# How to determine if a complex has a crystal field stabilization energy of zero?

I have encountered with the following question:

The complex having zero crystal field stabilisation energy is:

(A) $\ce{[Mn(H_2O)6]^3+}$ (B) $\ce{[Fe(H_2O)6]^3+}$ (C) $\ce{[Co(H_2O)6]^2+}$ (D) $\ce{[Co(H_2O)6]^3+}$

Zero crystal field stabilisation energy will be the case when the metal has either $d^{10}$ configuration or $d^5$ configuration with every orbital having one electron. For Iron($\ce{Fe^3+}$) the d orbital is half filled. Now the problem is, water is in the middle of the spectrochemical series, i.e. it is moderately strong ligand. So, how to decide whether the d orbital will have the 'every orbital half filled' condition or not ?

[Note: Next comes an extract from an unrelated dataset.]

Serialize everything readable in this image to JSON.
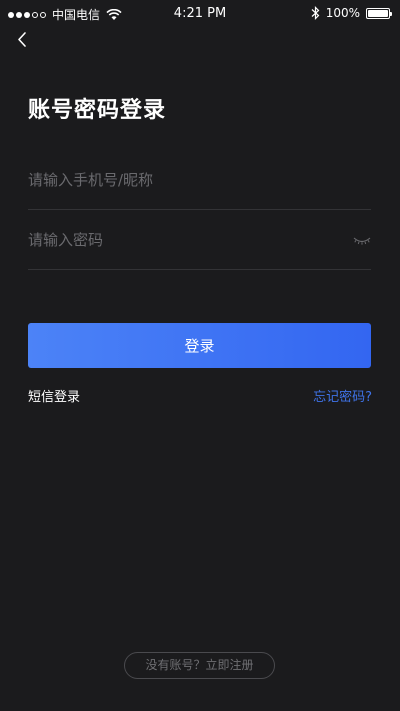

• In principle crystal field theory is an obsolete, empirically derived, incomplete concept/model, which gives tempting explanations that are not necessary right. It was combined with molecular orbital theory to form ligand field theory. In none of these complexes the $\ce{M-OH2}$ bonds will be of significant strength to cause the metal to adopt a low spin configuration. $\ce{Fe^3+}$ is your only choice because it had $d^5$ configuration. – Martin - マーチン Nov 25 '16 at 6:58
• Trivalent hexa Aqua complexes of the first row transition metals don't go low spin until Cobalt 3+ (where the highly favourable t2g 6 configuration is reached). So the answer to your question is the iron complex. – RobChem Nov 25 '16 at 13:10
• @RobChem Yes, that explains it. – Shoubhik R Maiti Nov 26 '16 at 6:13
• @Martin-マーチン I have read that the theory is now changed with the molecular orbital concept to give a more reasonable explanation. But it is in my syllabus. So, I have to read it nevertheless. – Shoubhik R Maiti Nov 26 '16 at 6:15
• By the way, I am wondering why Martin-マーチン and RobChem did not answer the question, but instead wrote it by comment. – Shoubhik R Maiti Nov 26 '16 at 6:17

## 1 Answer

In the given example it is pretty simple to chose B as the correct answer, as it is the only option that could possibly create a spin forbidden transition $d^5$ or a $d^{10}$ configuration. For most situatons I have encountered it is sufficient to assume high-spin filling, until you encounter very stable configurations: completely full or half full orbitals (like $d^6$)